What am I missing? What on EARTH does Bip Roberts have to do with anything?
I'll give credit to Shaw for the following line, though:
"Jhonny Peralta (is) turning the postseason into a commercial for laser-eye surgery."
I'm pretty sure Joe Maxse reads LGT!
He finally recognizes that when players spout cliches, he ought to push for better insight. He gets some from Jhonny Peralta.
At si.com, Tom Verducci is not making friends with TBS.
But he's spot on. Here's his review of the TBS effort:
"The telecasts? Virtually unlistenable, with Chip Caray leading the way with his plethora of mistakes (his insistence that Jeter bunt with his team down two in the fifth was an insult to baseball fans) and an almost total lack of information that was either interesting or in proper context (why give us save stats for middle relievers when they come into a game?). There's only one October?

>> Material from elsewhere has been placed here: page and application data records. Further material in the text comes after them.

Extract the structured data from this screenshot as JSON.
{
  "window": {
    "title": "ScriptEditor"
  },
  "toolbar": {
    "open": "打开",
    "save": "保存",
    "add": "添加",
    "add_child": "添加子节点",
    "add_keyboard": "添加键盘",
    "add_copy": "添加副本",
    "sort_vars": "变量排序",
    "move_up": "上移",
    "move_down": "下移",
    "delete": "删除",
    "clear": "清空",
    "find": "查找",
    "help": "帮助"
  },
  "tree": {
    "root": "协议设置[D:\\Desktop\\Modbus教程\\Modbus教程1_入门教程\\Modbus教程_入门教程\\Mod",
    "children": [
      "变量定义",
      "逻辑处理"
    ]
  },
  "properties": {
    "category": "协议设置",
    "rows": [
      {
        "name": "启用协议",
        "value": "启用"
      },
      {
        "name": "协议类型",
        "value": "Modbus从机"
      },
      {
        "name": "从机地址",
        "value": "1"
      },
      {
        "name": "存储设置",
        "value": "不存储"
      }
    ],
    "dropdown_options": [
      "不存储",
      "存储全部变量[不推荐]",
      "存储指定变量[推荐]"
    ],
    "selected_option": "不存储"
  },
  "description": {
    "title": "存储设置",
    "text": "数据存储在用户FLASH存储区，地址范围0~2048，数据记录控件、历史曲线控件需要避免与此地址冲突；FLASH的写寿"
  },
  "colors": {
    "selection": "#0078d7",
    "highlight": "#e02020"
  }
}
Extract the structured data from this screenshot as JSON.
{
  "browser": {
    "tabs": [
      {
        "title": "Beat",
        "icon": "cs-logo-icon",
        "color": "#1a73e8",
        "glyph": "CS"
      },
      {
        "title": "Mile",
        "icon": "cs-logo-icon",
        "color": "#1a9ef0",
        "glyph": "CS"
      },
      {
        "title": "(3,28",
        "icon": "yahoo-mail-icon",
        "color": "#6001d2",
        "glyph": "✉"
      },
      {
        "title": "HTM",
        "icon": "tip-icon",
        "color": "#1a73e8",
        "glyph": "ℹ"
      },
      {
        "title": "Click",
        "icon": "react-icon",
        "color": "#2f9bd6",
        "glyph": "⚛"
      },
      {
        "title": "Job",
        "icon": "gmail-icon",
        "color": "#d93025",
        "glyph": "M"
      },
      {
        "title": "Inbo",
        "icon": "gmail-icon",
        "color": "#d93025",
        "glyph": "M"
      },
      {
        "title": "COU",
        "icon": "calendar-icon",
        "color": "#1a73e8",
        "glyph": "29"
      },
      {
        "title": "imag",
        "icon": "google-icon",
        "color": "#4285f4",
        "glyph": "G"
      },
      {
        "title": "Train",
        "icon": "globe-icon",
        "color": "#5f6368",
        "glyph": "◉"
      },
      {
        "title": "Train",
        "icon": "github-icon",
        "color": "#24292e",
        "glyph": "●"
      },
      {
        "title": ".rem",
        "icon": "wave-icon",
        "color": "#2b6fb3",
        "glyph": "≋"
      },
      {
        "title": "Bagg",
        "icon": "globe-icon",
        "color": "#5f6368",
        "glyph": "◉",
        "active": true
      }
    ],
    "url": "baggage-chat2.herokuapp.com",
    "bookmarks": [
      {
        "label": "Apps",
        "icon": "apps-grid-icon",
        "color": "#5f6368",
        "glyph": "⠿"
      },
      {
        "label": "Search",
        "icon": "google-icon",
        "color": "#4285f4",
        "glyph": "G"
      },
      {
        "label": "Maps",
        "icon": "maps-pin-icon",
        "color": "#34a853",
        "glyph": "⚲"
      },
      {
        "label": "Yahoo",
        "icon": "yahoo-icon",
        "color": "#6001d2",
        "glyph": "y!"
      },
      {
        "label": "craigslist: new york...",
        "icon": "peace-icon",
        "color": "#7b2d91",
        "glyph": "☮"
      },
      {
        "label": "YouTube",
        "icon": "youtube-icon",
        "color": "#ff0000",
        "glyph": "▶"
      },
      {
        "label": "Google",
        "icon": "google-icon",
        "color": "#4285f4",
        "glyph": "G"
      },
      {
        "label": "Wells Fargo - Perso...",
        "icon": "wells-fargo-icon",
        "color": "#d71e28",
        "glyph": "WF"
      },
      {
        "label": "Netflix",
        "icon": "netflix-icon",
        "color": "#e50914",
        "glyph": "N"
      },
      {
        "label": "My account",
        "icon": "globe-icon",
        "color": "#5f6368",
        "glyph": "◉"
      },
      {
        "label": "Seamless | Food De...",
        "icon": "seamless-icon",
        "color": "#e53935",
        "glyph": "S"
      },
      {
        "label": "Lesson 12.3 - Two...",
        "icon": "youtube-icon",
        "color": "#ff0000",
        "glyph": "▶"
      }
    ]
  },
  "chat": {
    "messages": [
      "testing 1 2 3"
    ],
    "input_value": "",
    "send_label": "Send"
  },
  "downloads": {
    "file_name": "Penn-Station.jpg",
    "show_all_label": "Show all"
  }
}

With TBS, we should be so lucky."
However, he falls into the same trap others are finding when ripping Francona for the same "virtues" that Wedge is displaying: "Loyalty to veterans only goes so far, especially this time of year."
The rest of si.com is a bore.
At espn.com, Bill Simmons is sad!
He ALSO rips Francona for going all Wedge-style. Bill writes, "I continue to be mystified by this sudden collapse-in-progress, as well as the manager's abject unwillingness to shake things up in any way. Bizarre."
Here's how you know Simmons has jumped the shark: He's publishing absurd, childish emails from his fans like the following: "What's more distracting for Boston hitters: Byrd's old-time double windup, or the padding from his adult diapers?"
He also described our second baseman as "Ass-Dribble."
Hey, Bill, it's over. You've got your Boston fans, but that's all that's left.
But Jerry Crasnick puts a nice piece together.
It's the espn front page lead! The one thing I don't quite understand is his comparison of the potential Cleveland vs. Colorado World Series with the 1980s Browns vs. Broncos matchups. I don't feel any need for "revenge" and it has a completely different feeling. I'm happy for the Rockies; I just want to beat them.
Broadcasting Ups and Downs.
When The Cobra struck out Ortiz to end the top of the first, Buck and McCarver once again remained silent and allowed the raucous crowd and the confident stride of Paul Byrd to tell the story. This is a nice trend we're seeing.
In the studio, though, someone dropped an idiot bomb. Eric Karros asserted, about the Rockies, "They're not in the World Series because of their hitting, and it's not because of their pitching either. It's because of their DEFENSE."
Yeah...no. We get it, Eric: You had several seasons with league-high fielding percentages, and you think picking throws at first wins championships.
But I have to say I dig Joe Girardi.
This will be my last media roundup until at least next week -- thankfully, for you guys!